Costs. The Court of Appeal upheld the Federal Court’s $1 million costs award to the Janssen companies. The Court of Appeal rejected Teva’s argument that a lump-sum costs award must correspond to the amount an assessment officer would have assessed.


Health Canada consultation on the naming of biologics including biosimilars

On January 18, 2018, Health Canada and the Institute for Safe Medication Practices Canada opened a consultation on the naming of biologic drugs (including biosimilars) in Canada.

As we reported, the US Food and Drug Administration began affixing a four-letter suffix to the generic name of biosimilar drugs, which is intended to facilitate pharmacovigilance and minimize inadvertent substitution of biologics that have not been deemed interchangeable.

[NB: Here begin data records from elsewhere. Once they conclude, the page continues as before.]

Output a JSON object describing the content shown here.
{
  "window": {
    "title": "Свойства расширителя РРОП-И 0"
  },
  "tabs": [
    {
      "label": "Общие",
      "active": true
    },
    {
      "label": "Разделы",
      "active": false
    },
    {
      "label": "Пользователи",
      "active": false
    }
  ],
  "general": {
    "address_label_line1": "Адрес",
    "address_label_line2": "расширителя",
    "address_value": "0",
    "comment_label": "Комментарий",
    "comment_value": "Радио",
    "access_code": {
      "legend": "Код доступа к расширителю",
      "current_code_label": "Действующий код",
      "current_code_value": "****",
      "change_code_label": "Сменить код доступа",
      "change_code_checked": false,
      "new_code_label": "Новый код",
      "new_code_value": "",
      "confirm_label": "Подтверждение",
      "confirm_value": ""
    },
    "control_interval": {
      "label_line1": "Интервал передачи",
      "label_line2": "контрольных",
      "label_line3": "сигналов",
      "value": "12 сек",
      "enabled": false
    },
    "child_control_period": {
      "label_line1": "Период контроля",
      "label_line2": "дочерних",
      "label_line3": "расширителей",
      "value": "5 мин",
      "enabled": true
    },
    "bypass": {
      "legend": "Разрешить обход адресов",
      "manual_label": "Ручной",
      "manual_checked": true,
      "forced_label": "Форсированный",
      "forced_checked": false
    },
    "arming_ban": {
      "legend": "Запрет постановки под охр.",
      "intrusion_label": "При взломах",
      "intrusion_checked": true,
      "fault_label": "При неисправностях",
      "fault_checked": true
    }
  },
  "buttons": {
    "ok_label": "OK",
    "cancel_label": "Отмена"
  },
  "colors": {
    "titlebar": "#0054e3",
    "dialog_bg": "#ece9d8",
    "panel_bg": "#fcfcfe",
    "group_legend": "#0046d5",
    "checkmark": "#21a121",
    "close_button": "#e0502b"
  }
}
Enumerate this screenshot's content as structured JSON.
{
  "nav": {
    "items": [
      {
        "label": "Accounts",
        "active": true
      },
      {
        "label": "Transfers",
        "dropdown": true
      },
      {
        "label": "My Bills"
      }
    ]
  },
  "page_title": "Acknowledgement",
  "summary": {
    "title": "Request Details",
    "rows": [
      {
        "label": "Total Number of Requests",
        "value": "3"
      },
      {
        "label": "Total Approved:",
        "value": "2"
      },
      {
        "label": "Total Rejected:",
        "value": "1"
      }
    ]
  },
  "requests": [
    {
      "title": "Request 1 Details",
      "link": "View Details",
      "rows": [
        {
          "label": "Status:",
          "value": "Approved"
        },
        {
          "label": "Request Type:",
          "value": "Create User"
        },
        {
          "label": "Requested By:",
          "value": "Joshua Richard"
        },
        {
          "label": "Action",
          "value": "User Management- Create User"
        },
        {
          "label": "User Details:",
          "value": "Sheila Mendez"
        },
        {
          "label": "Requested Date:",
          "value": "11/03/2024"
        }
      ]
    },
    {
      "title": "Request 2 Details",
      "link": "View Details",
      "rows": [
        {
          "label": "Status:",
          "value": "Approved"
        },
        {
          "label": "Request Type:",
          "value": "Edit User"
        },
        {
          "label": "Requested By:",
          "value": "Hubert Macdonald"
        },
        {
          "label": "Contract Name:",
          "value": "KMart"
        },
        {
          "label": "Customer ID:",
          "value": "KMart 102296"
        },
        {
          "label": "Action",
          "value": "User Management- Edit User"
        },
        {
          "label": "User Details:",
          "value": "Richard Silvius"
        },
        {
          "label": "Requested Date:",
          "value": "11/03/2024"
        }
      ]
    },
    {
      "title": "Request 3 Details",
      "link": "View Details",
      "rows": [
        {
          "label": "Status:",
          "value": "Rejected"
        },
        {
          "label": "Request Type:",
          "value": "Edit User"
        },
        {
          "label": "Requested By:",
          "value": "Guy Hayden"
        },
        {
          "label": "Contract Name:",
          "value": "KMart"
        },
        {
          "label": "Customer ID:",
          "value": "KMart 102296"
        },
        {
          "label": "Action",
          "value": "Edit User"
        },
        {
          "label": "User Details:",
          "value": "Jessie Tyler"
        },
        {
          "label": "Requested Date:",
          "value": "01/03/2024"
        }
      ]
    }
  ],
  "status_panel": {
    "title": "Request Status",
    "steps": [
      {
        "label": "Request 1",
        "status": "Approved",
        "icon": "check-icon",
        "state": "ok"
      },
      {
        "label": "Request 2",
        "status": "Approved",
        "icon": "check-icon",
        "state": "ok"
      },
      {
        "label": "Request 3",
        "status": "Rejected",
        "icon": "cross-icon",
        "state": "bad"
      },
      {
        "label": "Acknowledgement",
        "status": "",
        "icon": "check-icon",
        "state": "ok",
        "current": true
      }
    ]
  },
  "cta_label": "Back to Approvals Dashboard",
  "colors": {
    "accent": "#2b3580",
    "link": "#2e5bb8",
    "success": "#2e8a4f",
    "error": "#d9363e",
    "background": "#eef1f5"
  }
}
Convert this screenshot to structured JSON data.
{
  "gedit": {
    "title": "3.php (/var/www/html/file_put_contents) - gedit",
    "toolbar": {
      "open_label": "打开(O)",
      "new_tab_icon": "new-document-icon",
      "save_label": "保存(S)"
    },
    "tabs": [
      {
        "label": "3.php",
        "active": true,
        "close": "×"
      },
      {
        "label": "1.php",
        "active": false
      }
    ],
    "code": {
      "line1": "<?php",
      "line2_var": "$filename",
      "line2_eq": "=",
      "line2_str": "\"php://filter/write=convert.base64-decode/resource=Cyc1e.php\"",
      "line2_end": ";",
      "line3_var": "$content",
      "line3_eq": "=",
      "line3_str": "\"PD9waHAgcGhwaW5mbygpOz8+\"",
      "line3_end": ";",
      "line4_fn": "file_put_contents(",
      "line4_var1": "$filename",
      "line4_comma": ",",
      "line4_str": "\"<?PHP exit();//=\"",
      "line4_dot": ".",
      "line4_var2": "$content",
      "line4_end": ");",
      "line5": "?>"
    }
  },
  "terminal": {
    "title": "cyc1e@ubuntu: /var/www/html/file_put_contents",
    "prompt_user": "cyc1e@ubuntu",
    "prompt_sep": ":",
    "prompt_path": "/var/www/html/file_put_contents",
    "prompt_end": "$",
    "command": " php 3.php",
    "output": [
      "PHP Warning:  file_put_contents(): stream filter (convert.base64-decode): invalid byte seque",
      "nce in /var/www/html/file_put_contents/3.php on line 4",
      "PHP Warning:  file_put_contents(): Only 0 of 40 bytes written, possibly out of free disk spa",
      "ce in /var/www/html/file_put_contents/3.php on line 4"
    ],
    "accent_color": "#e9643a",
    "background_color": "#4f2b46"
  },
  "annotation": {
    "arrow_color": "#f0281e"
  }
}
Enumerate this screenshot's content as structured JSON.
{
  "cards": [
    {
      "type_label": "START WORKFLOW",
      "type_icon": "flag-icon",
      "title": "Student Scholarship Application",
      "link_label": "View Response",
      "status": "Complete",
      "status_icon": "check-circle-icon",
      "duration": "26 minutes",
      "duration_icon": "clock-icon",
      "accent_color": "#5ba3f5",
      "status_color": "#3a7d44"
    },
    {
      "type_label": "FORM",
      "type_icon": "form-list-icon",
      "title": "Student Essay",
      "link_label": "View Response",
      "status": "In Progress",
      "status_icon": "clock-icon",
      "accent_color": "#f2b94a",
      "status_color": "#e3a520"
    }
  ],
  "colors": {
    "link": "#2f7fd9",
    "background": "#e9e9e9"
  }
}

To date, Canada has not followed suit, and all biosimilars marketed in Canada have the same generic name without a suffix.

The objective of the consultation is to gain insight into stakeholder views on different approaches to naming biologics.  Results of the consultation will be used to understand the impact of different approaches and inform Health Canada’s policy decision on a naming convention for biologic drugs.

The consultation consists of a brief questionnaire and will be open until February 9, 2018.


Stakeholder Consultation on the Naming of Biologic Drugs

Lower prices announced for commonly prescribed generic drugs

On January 29, 2018, the pan-Canadian Pharmaceutical Alliance (pCPA) and the Canadian Generic Pharmaceutical Association issued a joint statement announcing that effective April 1, 2018, 20 commonly prescribed generic drugs will be further reduced to 10% of the cost of the reference brand product.  The list of drugs reimbursed at 18% has also grown and now includes almost 50 products.  The complete list of products can be found here.

Most generic drugs are reimbursed by public drug plans at 25% of the cost of the reference brand product.  Over the past several years, the pCPA and public payors have implemented measures to further reduce the price of certain commonly prescribed products.  Initially, reimbursement for a small group of drugs was capped at 18% of the brand price and over time this list has grown.


Joint Statement from the pan-Canadian Pharmaceutical Alliance and the Canadian Generic Pharmaceutical Association